JIM DAVIS is an MFA candidate at Northwestern University, the editor of North Chicago Review, an award-winning poet & painter, a teacher, coach, public speaker, and an international semi-professional football player. jimdavispoetry.com
Every fifteenth finger of Wild Turkey shoots
Time in the heart.
I am 23, no, 24, ridding myself of fish tacos and whiskey and I
Think of you, blindly, eyes wretched shut, think
Of drawing lace curtain across a window’s breath,
You and the smooth brine of ocean air, forgetting.
I use my sleeve to wipe my chin, hail a taxi, spill in and
Throw my phone out the window, where it floats
Up into the blue fading desires of night; pulverized by dawn.
Every finger-thick link in the chain mirrors
Time in the worst way: locked and fated: if only
I were a birthday cake delivered to a prison…
Think of the chisels I could hide!
Of the afterlife, I wonder, the fraternity of old souls –
You never stumble through equivocation –
I struggle with chisels, sugar-frosted and clumsy, I
Throw my hands in the air. Breathe easy. There are moments
Up here in the hill-tower when I’d rather sit than fall.
*note: this poem is part of a project of acrostic variations, wherein the spine of a poem is created through words, not letters, referencing advertisements, idiom, and other poems. In this case (Every time I think of you I Throw Up) is from an overheard subway cell-phone conversation.
The Best Poem I Have Ever Written
Each morning, well, on the mornings I wake
in time to find the dawn beginning to beat
the mild rhythm of early summer, I read and take notes
and read and finally write what is, daily, the best poem I have
ever written. Sound of snoring for the other room. The dog
is lying in a patch of sun and I am tired of writing
about her death before she has died. I will lie
next to her, later, once I’ve written the best poem I have
ever written, she’s the only one whom I can nuzzle up to
with a combination of coffee and morning breath. There is struggle
on days like today, to leave the Canada goose figurine

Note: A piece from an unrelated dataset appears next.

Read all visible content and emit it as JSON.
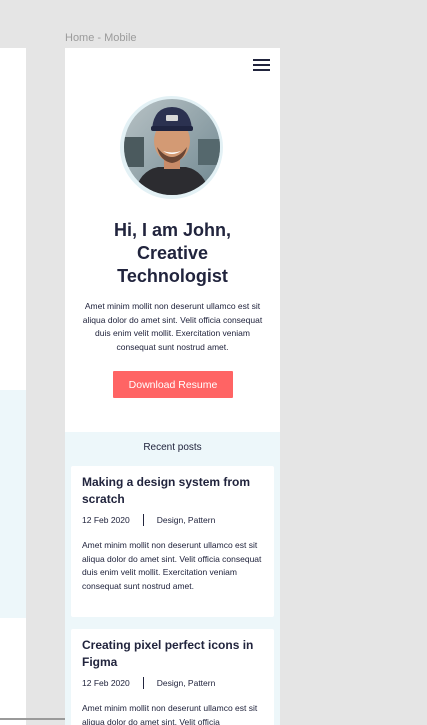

standing proud beneath the side table – where a photograph
of my grandmother touching the shoulder of her mother
in the only manner those chubby digits would have been able, gently
yellows in its frame – unacknowledged, that goose who was hers,
saved from the vacation home on a Wisconsin lake, before it was sold
and remodeled into, so I’ve been told, something worse – not quite
what we were used to. And it’s possible, of course, that although
winds have spread umbrellas of dandelion seed to the ends of the yard,
that this is not the best poem ever written, but the best poem I have
to tell. Anything that crosses my path in growing warmth is worthy:
the flowering tree surrendering to standard green, thickening
with the season, the shudder of a mockingbird bathing in dust,
and that Canada goose, without whom this would be a poem
like any other – carved of heavy black walnut, hand painted,
every feather featuring the added texture of wood grain,
the downturned tail, the shut beak, and that long, ringable neck –
which belonged to my grandmother. I wonder if she,
in her yellowing pose, was asked to place her tiny hand
upon her mother’s shoulder, or if the human grace within
drew its tender handle on the moment. It’s not the same grace
which led her to serve the public, donate a lifetime
in schools of the blind, or find herself, on similar mornings
writing reflections in the margins of French-impressionist texts.
No, it’s far simpler than that – closer, perhaps, to the impulse
of a man with a chisel and brush, to create. Wonder of a child,
a touch, and the slight upturned corner of a smile just like mine.